Sunday, 30 September 2007

Advert Rant 1: As if we hadn't enough to worry about.

Advertising is a particular bugbear of mine. When I'm not avoiding being advertised to, I'm often to be found ranting about ads; their intrusiveness, the inanity of their content, etc. And tonight I got drawn in again.

Those kind people at Dove have hit on the idea that women of a certain age have nothing better to do than fret and fuss over the state of every last inch of their skin. They've even brought out a 'Pro-Age' deodorant to help with the bits they didn't realise they should be fretting about. Now, I'm some years away from the 'Pro-Age' target demographic yet, so I guess Dove don't care if I shout at their ads, but come on. Armpits?

I don't know about you, but if I find myself in a position where I'm wondering how old another woman is, I don't usually find myself tring to sneak a peek at her armpits when she's not looking. And, just in case any of you were wondering if attention to armpit detail affects your ability to attract men, consider this. When was the last time you saw a bunch of men sat in a bar/on a building site/hanging out of a white van shouting 'Look at the pits on THAT!'?

I rest my case. Armpits only attract attention when they contain more hair than is considered usual here.

You don't need it.

Saturday, 29 September 2007

Other Mothers Are the Enemy

Before I start on this one, I just want to make it absolutely clear that the above statement does not apply to the circles of mums in which I socialise in real life.

I think I might be one of the lucky ones. Fairly early on in pregnancy, I started noticing that something that should be one of life's great levellers - an experience to unite women from all walks of life - seemed to be having the opposite effect. Yes, I had started looking at the internet forums and discussion groups for pregnant women and mothers.

Perhaps it's just a reflection on my own failings, but I really cannot bear these sites. For some reason, most of them seem to degenerate fairly quickly into vicious online cat-fighting. Let me give you an example from a recent one:

"Well, the reaction of the usual suspects to this article is to demonstrate how being a stay at home mother makes you totally lose your sense of humour and become a vicious, bitchy, judgemental old nag."

"Of course housewives are hugely dull. It's why most alphamummies can think of nothing worse than chatting to them...The yummiest mothers of all are those with careers, a life apart from (and also with) their children, a place in the adult world and the money to dress themselves rather than having to part their legs and iron his shirt in return for the allowance that pays for their leggings and sweat shirts."
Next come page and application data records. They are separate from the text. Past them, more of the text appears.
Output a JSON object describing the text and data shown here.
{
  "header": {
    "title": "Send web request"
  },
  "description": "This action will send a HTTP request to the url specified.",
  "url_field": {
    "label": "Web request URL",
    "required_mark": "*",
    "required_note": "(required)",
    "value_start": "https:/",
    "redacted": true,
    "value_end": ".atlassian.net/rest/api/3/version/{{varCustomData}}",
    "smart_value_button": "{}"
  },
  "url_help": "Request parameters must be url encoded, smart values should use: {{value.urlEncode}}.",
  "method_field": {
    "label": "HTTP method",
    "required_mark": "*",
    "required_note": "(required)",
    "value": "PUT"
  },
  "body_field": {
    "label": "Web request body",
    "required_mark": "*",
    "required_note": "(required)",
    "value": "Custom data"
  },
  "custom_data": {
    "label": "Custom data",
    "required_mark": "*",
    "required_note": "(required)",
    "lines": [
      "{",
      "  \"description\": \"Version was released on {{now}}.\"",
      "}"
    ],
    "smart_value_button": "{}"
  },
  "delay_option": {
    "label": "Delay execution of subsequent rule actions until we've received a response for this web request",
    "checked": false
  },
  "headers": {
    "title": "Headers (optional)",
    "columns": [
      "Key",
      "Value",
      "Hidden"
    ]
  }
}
"So those women for whom spending time in the office is more important to them than spending time with their children, won't get the slightest upset at being told they are selfish, self-obsessed cows who don't give a toss about their children, who measure their value by how high up the male corporate hierachy they've clawed their way, and whether they..."


And that's one of the better sites - when I say better, I mean the spelling's good, complete sentences are used, and there is no txtspk or 'lol'-ing. The sentiments are just as awful as those found on the more widely used sites.

As a woman, I find it deeply embarrassing that fellow women can carry on in this way. Does it happen in real life too? My mum-friends seem to get on really well, despite the usual differences - work/stay-at-home, routine queens/attachment parents, green/convenience products etc. Maybe they do go away and slag each other off online, but I'd like to think not. As far as I can see, they're all bright and secure enough to have realised that there is no 'one-size-fits-all' template of unquestionable correctness. I think they realise that if someone makes a different choice, it's not to cause personal insult/damage the feminist cause/irreversibly damage their child; and they don't need stamping all over and publicly humiliating until they concede.

We hear so much these days about online bullying, and it's usually in reference to those still at school. Why is it then that men seem to grow out of this habit, and yet some women still want to sit at their PCs and fling vitriol around like monkeys flinging shit in a cage? Shame on them.

Friday, 28 September 2007

The Price of Milk

I had a letter this morning from the very large organisation that employs my milkman saying that the price of milk is going up. Amongst the usual platitudinous CRM-based nonsense was this paragraph:

"The main reason for this increase is a world shortage of milk, which is affecting the price of all milk and dairy products. This comes at a time when the British dairy industry is also experiencing significant change. The soaring cost of animal feed and poor weather over the summer has led to lower amounts of milk being produced and some real difficulties for many of our farmers."

Oh come off it. I'm no investigative journalist, and I don't have the time to present a watertight case here, but this smells of something else to me. It's been several years since we first started hearing that UK dairy farmers were going out of business at an alarming rate due to the aggressive purchasing tactics of the major retailers. More recently we've heard the allegations of price-fixing of milk and cheese. And now we're short of milk, and it's going to cost us more money.

Did no-one else see this coming? I predict that it's time to start looking very hard at our budgets and what we consider important. I have a feeling that our current fixation with cheap commodities is going to prove itself unsustainable and consumers are going to get a good hard bite in the arse in the next few years. Milk is only the start.